Portlaoise and Athlone are considered to be 'Clean to European Norms'.
The Irish Business Against Litter Award for 2022 has gone to Naas in Kildare for the second year running.
Mullingar and Portlaoise have moved up since the last league table was published, going from 16th and 26th to 9th and 20th respectively.
Meanwhile, Athlone slipped from fourth to 16th.
Portlaoise and Athlone are considered to be 'Clean to European Norms', while Mullingar is rated as 'Cleaner than European Norms'.
Kilkenny and Maynooth took second and third place respectively while Mahon in Cork was voted the most untidy of 40 surveyed.
Conor Horgan of Irish Business Against Litter says Naas has set a high standard for others to reach:
An Taisce conducted the survey on behalf of IBAL. Its report for Mullingar stated:
Another very strong result for Mullingar with eight out of the ten sites surveyed getting the top litter grade and there were no seriously littered sites. There was a notable improvement at the Canal Bank which had previous been a seriously littered site – but, clearly a careful eye is required as it could quickly deteriorate to previous status. The Bring Facility at Blackhall Car Park was moderately littered – the level was such that if not addressed this could slide to a seriously littered site. Blackhall Car Park was very much deserving of the top litter grade, there was a complete absence of litter throughout.
The An Taisce report for Athlone stated:
Athlone recorded fewer grade A sites than last time round in what was nonetheless a strong performance. Top-ranking sites included Arcadia Retail Park (an exceptionally clean and well-presented environment) and Athlone Civic Centre / Library (attractively presented with lovely paving, visitor information signage, bicycle parking, 1916 memorial etc.) and a couple of the approach routes. By far the most heavily littered site was Shannon Bank Nature Trail - (between Talbot Avenue and College Park): some parts were fine with regard to litter but there was evidence of burnt items and dumping. The Golden Island / Civic Amenity Recycle Centre was certainly better than in previous IBAL surveys.
The An Taisce report for Portlaoise stated:
Portlaoise has cleaned up after a slight dip in mid-2022. Significant improvement was noted at the Entrance to the Ghost Estate beside Mountain View – this had been a heavily littered site in previous IBAL surveys. Top ranking sites included Dunnes Stores, the Main Street and Hind’s Square – the latter is an attractively presented town centre environment which looked very well. By far the most heavily littered site in Portlaoise was a vacant site on Harpurs Lane.

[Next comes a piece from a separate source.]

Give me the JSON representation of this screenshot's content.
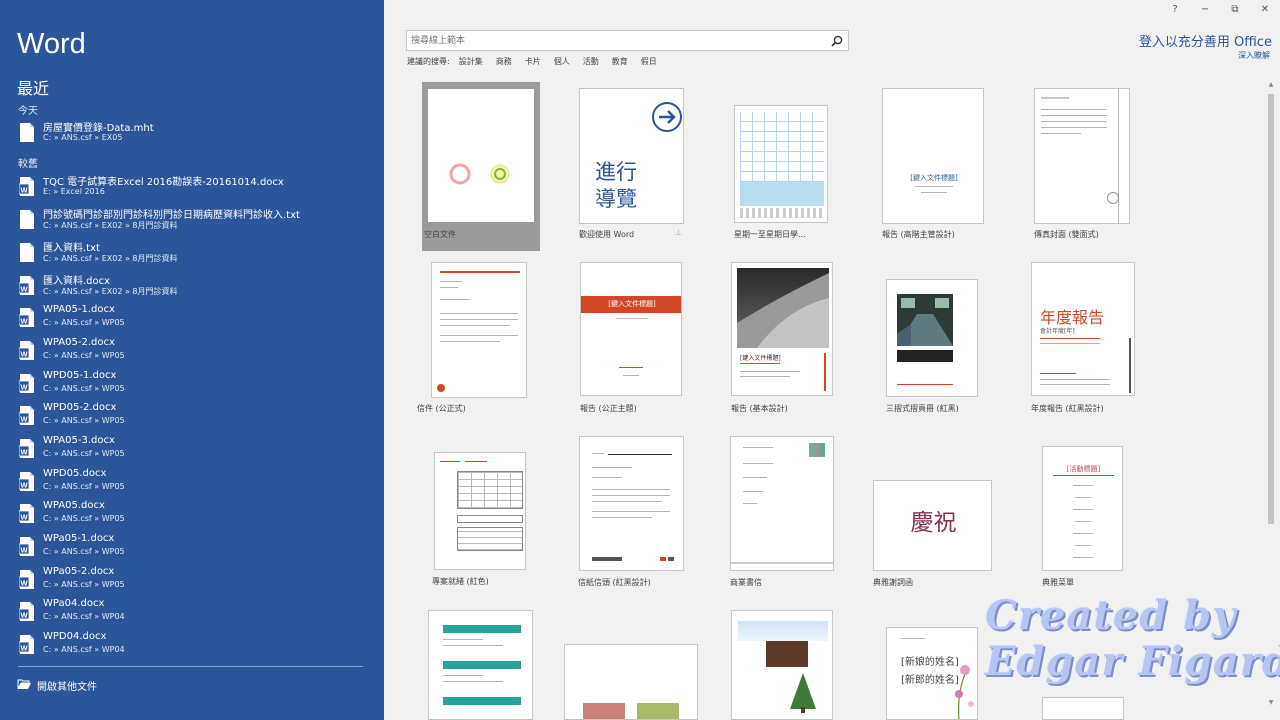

Cleanliness levels nationwide improved by 6% in 2022, with Naas pipping Kilkenny and Maynooth in the rankings. For the third year in succession, Waterford was the cleanest city, ahead of Galway. Urban areas improved by 12%, yet they continue to occupy the lower positions in the IBAL rankings.
“The results reflect a pattern of improvement since the peak of the Covid pandemic, when litter levels soared, especially in cities,” said IBAL’s Conor Horgan. “In particular we are seeing local authorities concentrate their efforts on ridding areas of heavily littered sites. We have no reason to believe this improvement will not be sustained. Cleanliness is a virtuous circle: clean streets beget clean streets, inspiring a pride and consciousness of the environment among people.”
Plastic bottle and cans continue to be a major source of litter, second only to sweet wrappers and present in one in three of the 500-plus sites surveyed. IBAL believes the findings bolster the case for a deposit return scheme, which is due to be introduced this year, and which will see consumers pay a deposit which they can reclaim on returning their containers to a retailer or other collection point. “Based on this data the scheme is sorely needed and stands to rid our streets of a significant amount of litter. The same applies to the proposed coffee cup levy,” commented Conor Horgan. While there was a fall in the prevalence of coffee cups, they were still found in 25% of sites surveyed.
The survey showed cigarette butts remain a persistent form of litter. "We welcome the announcement that cigarette manufacturers will now be contributing to the cost of clean-up, but we really need to see preventative measures such as widespread butt disposal facilities alongside innovative packaging which can store butts," said Conor Horgan.